So what’s new in this, the Definitive Edition of the game? Truthfully, not much that wasn’t already in the PS3 version of the game. That version was never translated into English though, so for the vast majority of fans there’s a lot of content here that will certainly feel new. With extra playable characters (including the all-important Flynn Scifo), cutscenes, questlines, enemies, bosses, costumes and more, there’s a lot here for new and old players. The sheer amount of added content is very substantial, a fact that has kept Western fans pretty salty since the Japanese update materialised, so it feels like a small victory to finally play the best version of the game. It hardly even matters whether or not you enjoy the Repede Snowboarding minigame, it’s the fact that you even have the chance to enjoy it that’s important… right?

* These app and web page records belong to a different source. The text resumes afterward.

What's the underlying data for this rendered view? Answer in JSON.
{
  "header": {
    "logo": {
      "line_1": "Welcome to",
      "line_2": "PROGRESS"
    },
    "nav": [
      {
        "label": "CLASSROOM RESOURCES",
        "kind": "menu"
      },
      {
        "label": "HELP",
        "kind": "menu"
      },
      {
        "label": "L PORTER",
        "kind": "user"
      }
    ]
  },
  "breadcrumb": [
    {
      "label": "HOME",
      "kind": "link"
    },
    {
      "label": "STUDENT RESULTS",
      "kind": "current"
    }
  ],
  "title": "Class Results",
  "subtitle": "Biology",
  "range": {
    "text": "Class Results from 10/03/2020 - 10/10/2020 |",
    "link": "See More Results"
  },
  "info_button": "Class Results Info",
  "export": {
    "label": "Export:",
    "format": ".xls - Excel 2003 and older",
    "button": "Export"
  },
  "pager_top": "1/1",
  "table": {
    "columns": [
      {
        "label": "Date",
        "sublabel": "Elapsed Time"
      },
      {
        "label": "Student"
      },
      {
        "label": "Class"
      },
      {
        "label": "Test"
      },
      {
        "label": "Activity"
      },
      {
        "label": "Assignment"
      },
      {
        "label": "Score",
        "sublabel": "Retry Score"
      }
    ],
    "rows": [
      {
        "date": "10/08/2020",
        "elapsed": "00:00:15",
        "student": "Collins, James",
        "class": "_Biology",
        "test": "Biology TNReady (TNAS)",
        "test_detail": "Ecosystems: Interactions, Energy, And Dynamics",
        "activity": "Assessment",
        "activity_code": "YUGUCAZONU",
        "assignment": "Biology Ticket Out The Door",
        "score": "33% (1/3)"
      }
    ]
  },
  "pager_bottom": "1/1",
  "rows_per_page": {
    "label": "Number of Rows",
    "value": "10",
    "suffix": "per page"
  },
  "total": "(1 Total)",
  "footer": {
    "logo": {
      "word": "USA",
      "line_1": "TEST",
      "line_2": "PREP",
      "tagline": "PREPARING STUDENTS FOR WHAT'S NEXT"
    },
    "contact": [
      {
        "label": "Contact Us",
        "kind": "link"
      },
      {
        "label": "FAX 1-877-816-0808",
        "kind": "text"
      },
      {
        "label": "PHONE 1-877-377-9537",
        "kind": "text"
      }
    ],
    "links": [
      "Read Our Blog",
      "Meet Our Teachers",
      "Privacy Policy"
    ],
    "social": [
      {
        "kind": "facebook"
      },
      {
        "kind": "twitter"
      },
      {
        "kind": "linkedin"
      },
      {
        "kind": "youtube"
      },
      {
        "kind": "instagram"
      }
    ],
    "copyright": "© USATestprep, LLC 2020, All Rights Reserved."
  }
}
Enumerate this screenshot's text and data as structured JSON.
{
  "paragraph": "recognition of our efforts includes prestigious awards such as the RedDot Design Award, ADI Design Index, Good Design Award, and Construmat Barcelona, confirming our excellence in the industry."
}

Great, another one of those ‘everyone wear the same thing to the battle’ Facebook events
The game includes both Japanese and English audio tracks as well — but here’s where things get weird. Rather than get the original English voice cast back in to do the localisation work from the Japanese version’s extra content, Bandai Namco have employed new talent. This makes some sense from a budgetary perspective — the original release featured the likes of Troy Baker and Laura Bailey among its cast, arguably before they became household names in gaming circles — but the implementation is uncomfortable. Rather than redo the whole script, the new actors just voice the new stuff, which is peppered all throughout the game, often inbetween original content. It’s jarring to hear Yuri speak with two recognisably different voices in cutscenes or in battle. To make matters more awkward, you’ll have to quit your game entirely and change the language from the main menu if you decide to switch it up at any point.
Visually, things are just fine. While the bump up to 1080p and 60fps (on PS4, at least) is welcome, it’s slightly disappointing that the souped-up PS4 Pro and Xbox One X don’t see any further increase in resolution. It’s an otherwise straight port too, with little in the way of reworked visual elements, but the original assets are both simple and visually interesting enough that it rarely stands out as a decade-old title. It’s down to personal taste, but I’ve long held onto Tales of Vesperia as one of the series’ most artistically well-rounded and tasteful entries when it comes to world and character design. Everything looks appropriately anime, but with a gentler, softer style than some of the recent and often garish entries.
Tales of Vesperia Definitive Edition is just that, the definitive version of one of the most cherished titles in a long-running franchise. It doesn’t matter that the bits that make it ‘definitive’ are merely things the Western audience never got to see the first time around, what matters most is that the game is even available now. After a decade of the hard-to-find Xbox 360 print being most fans only in, having a crisp, modern and complete version of this classic made widely available is a blessing in itself.
Reviewed on PlayStation 4 Pro | Review code supplied by publisher